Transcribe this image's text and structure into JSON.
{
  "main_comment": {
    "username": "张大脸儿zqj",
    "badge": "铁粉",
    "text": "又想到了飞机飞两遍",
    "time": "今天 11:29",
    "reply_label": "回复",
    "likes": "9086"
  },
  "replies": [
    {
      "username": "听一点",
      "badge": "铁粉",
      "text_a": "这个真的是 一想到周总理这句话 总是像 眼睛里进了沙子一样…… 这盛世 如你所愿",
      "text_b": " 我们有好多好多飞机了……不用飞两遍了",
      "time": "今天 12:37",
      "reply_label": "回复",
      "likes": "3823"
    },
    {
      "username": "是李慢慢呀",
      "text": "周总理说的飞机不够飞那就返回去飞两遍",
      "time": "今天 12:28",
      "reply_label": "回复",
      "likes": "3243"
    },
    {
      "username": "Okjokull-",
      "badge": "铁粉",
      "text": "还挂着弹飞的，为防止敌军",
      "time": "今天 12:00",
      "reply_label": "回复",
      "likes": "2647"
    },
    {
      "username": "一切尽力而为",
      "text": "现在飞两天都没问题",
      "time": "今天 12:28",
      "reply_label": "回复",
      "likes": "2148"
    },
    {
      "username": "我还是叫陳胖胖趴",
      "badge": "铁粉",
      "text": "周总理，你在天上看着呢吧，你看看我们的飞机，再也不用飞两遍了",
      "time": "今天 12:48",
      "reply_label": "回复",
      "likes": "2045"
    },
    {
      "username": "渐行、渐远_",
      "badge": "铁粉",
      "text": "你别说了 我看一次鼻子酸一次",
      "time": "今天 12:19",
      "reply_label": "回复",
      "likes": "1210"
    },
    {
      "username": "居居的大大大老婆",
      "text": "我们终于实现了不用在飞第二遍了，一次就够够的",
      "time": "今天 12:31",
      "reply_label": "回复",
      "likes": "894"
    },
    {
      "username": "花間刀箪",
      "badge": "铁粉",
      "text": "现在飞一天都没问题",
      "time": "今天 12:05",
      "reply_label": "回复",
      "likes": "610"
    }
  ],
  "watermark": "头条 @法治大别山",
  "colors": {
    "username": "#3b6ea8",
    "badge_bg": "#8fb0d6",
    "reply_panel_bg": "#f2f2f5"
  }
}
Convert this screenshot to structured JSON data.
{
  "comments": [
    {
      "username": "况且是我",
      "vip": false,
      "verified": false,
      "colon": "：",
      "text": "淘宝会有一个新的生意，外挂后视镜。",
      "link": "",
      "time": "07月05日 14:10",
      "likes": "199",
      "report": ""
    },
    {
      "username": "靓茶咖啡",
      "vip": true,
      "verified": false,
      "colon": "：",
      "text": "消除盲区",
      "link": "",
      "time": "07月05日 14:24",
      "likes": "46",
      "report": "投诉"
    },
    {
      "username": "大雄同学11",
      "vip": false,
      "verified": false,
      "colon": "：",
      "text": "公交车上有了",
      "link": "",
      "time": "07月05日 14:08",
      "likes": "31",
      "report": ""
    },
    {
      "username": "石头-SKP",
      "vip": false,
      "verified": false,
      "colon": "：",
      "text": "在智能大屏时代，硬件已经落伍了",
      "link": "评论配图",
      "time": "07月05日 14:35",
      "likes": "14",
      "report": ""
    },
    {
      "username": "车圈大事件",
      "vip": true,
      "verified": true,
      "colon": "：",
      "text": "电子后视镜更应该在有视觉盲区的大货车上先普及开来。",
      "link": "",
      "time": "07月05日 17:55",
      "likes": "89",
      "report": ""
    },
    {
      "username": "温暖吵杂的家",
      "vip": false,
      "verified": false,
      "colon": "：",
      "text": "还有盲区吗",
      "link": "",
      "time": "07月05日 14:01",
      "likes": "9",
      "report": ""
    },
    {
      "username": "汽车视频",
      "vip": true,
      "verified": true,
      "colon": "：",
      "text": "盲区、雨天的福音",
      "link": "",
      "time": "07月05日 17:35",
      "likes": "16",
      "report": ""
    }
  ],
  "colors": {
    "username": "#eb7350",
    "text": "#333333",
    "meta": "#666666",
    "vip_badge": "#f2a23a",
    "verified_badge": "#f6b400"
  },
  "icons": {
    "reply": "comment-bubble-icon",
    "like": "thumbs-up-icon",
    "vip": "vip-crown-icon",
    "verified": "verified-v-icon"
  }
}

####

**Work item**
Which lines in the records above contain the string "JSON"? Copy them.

**Reply to the exercise**
Transcribe this image's text and structure into JSON.
Convert this screenshot to structured JSON data.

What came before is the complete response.